Doula is a Greek word that translates as slave to the woman, and through her knowledge, understanding, and experience in the birthing process, a birth doula will assist families in a multitude of ways. She especially recognizes the need to provide assistance in obtaining information to make informed decisions about women’s bodies and babies, and helps foresee and prevent unwanted interventions common to traditional medical practice.
Why Would One Need a Doula?
Published medical research has shown the positive effects of doula labor support in the birth setting. A doula’s presence during labor results in women in childbirth having shorter labors with fewer complications, less need for pitocin, reduced use of forceps and vacuum extraction, fewer requests for epidural anesthesia, and fewer cesarean births. Mothers with a doula continuously present during their labor have also been shown to experience greater satisfaction with childbirth, better postpartum bonding with the new baby, and fewer sick or distressed babies at birth. There is a correlation between the presence of a doula at birth, and decreased risk of postpartum depression. Babies born with a doula present have shorter hospital stays and fewer admissions to special care nurseries, and are able to breastfeed more easily. Dads and other partners whose child was born with a doula present also experience greater satisfaction, and feel more connected to the mother and child immediately postpartum.
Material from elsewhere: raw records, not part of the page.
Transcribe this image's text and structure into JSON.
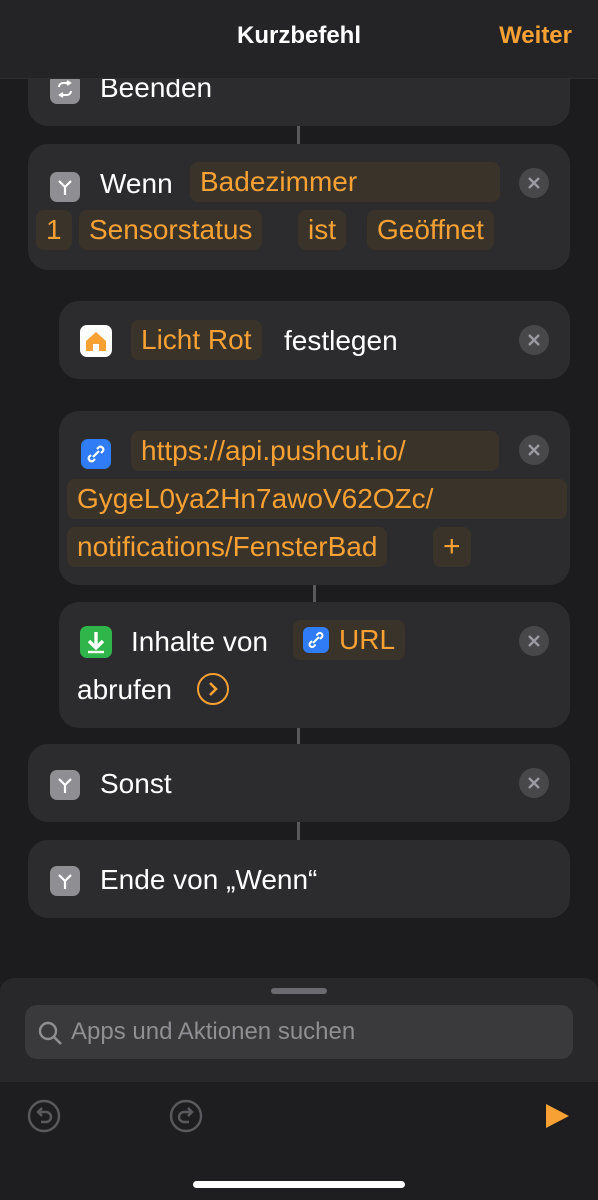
{
  "nav": {
    "title": "Kurzbefehl",
    "next": "Weiter"
  },
  "actions": {
    "repeat_end": "Beenden",
    "if_block": {
      "keyword": "Wenn",
      "device": "Badezimmer",
      "number": "1",
      "property": "Sensorstatus",
      "operator": "ist",
      "value": "Geöffnet"
    },
    "set_light": {
      "token": "Licht Rot",
      "suffix": "festlegen"
    },
    "url": {
      "line1": "https://api.pushcut.io/",
      "line2": "GygeL0ya2Hn7awoV62OZc/",
      "line3": "notifications/FensterBad",
      "add": "+"
    },
    "get_contents": {
      "prefix": "Inhalte von",
      "token": "URL",
      "suffix": "abrufen"
    },
    "otherwise": "Sonst",
    "end_if": "Ende von „Wenn“"
  },
  "search": {
    "placeholder": "Apps und Aktionen suchen"
  },
  "colors": {
    "accent": "#f7a033",
    "card": "#2c2c2e",
    "background": "#1c1c1e"
  }
}
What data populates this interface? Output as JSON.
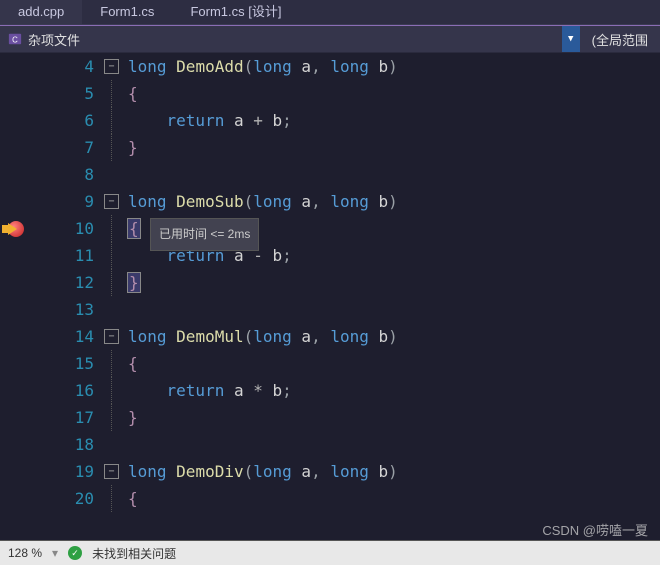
{
  "tabs": [
    {
      "label": "add.cpp",
      "active": true
    },
    {
      "label": "Form1.cs",
      "active": false
    },
    {
      "label": "Form1.cs [设计]",
      "active": false
    }
  ],
  "toolbar": {
    "project": "杂项文件",
    "scope": "(全局范围"
  },
  "editor": {
    "line_start": 4,
    "line_end": 20,
    "breakpoint_line": 10,
    "current_line": 10,
    "tooltip": "已用时间 <= 2ms",
    "lines": [
      {
        "n": 4,
        "fold": "start",
        "tokens": [
          [
            "kw",
            "long "
          ],
          [
            "fn",
            "DemoAdd"
          ],
          [
            "pn",
            "("
          ],
          [
            "kw",
            "long "
          ],
          [
            "tx",
            "a"
          ],
          [
            "pn",
            ", "
          ],
          [
            "kw",
            "long "
          ],
          [
            "tx",
            "b"
          ],
          [
            "pn",
            ")"
          ]
        ]
      },
      {
        "n": 5,
        "fold": "mid",
        "tokens": [
          [
            "br",
            "{"
          ]
        ]
      },
      {
        "n": 6,
        "fold": "mid",
        "tokens": [
          [
            "tx",
            "    "
          ],
          [
            "kw",
            "return "
          ],
          [
            "tx",
            "a "
          ],
          [
            "op",
            "+"
          ],
          [
            "tx",
            " b"
          ],
          [
            "pn",
            ";"
          ]
        ]
      },
      {
        "n": 7,
        "fold": "mid",
        "tokens": [
          [
            "br",
            "}"
          ]
        ]
      },
      {
        "n": 8,
        "fold": "",
        "tokens": []
      },
      {
        "n": 9,
        "fold": "start",
        "tokens": [
          [
            "kw",
            "long "
          ],
          [
            "fn",
            "DemoSub"
          ],
          [
            "pn",
            "("
          ],
          [
            "kw",
            "long "
          ],
          [
            "tx",
            "a"
          ],
          [
            "pn",
            ", "
          ],
          [
            "kw",
            "long "
          ],
          [
            "tx",
            "b"
          ],
          [
            "pn",
            ")"
          ]
        ]
      },
      {
        "n": 10,
        "fold": "mid",
        "hl": true,
        "tokens": [
          [
            "br",
            "{"
          ]
        ]
      },
      {
        "n": 11,
        "fold": "mid",
        "tokens": [
          [
            "tx",
            "    "
          ],
          [
            "kw",
            "return "
          ],
          [
            "tx",
            "a "
          ],
          [
            "op",
            "-"
          ],
          [
            "tx",
            " b"
          ],
          [
            "pn",
            ";"
          ]
        ]
      },
      {
        "n": 12,
        "fold": "mid",
        "tokens": [
          [
            "br",
            "}"
          ]
        ],
        "hlbrace": true
      },
      {
        "n": 13,
        "fold": "",
        "tokens": []
      },
      {
        "n": 14,
        "fold": "start",
        "tokens": [
          [
            "kw",
            "long "
          ],
          [
            "fn",
            "DemoMul"
          ],
          [
            "pn",
            "("
          ],
          [
            "kw",
            "long "
          ],
          [
            "tx",
            "a"
          ],
          [
            "pn",
            ", "
          ],
          [
            "kw",
            "long "
          ],
          [
            "tx",
            "b"
          ],
          [
            "pn",
            ")"
          ]
        ]
      },
      {
        "n": 15,
        "fold": "mid",
        "tokens": [
          [
            "br",
            "{"
          ]
        ]
      },
      {
        "n": 16,
        "fold": "mid",
        "tokens": [
          [
            "tx",
            "    "
          ],
          [
            "kw",
            "return "
          ],
          [
            "tx",
            "a "
          ],
          [
            "op",
            "*"
          ],
          [
            "tx",
            " b"
          ],
          [
            "pn",
            ";"
          ]
        ]
      },
      {
        "n": 17,
        "fold": "mid",
        "tokens": [
          [
            "br",
            "}"
          ]
        ]
      },
      {
        "n": 18,
        "fold": "",
        "tokens": []
      },
      {
        "n": 19,
        "fold": "start",
        "tokens": [
          [
            "kw",
            "long "
          ],
          [
            "fn",
            "DemoDiv"
          ],
          [
            "pn",
            "("
          ],
          [
            "kw",
            "long "
          ],
          [
            "tx",
            "a"
          ],
          [
            "pn",
            ", "
          ],
          [
            "kw",
            "long "
          ],
          [
            "tx",
            "b"
          ],
          [
            "pn",
            ")"
          ]
        ]
      },
      {
        "n": 20,
        "fold": "mid",
        "tokens": [
          [
            "br",
            "{"
          ]
        ]
      }
    ]
  },
  "status": {
    "zoom": "128 %",
    "issues": "未找到相关问题"
  },
  "watermark": "CSDN @唠嗑一夏"
}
*Please note that a doula is not a substitute for your midwife or obstetrician.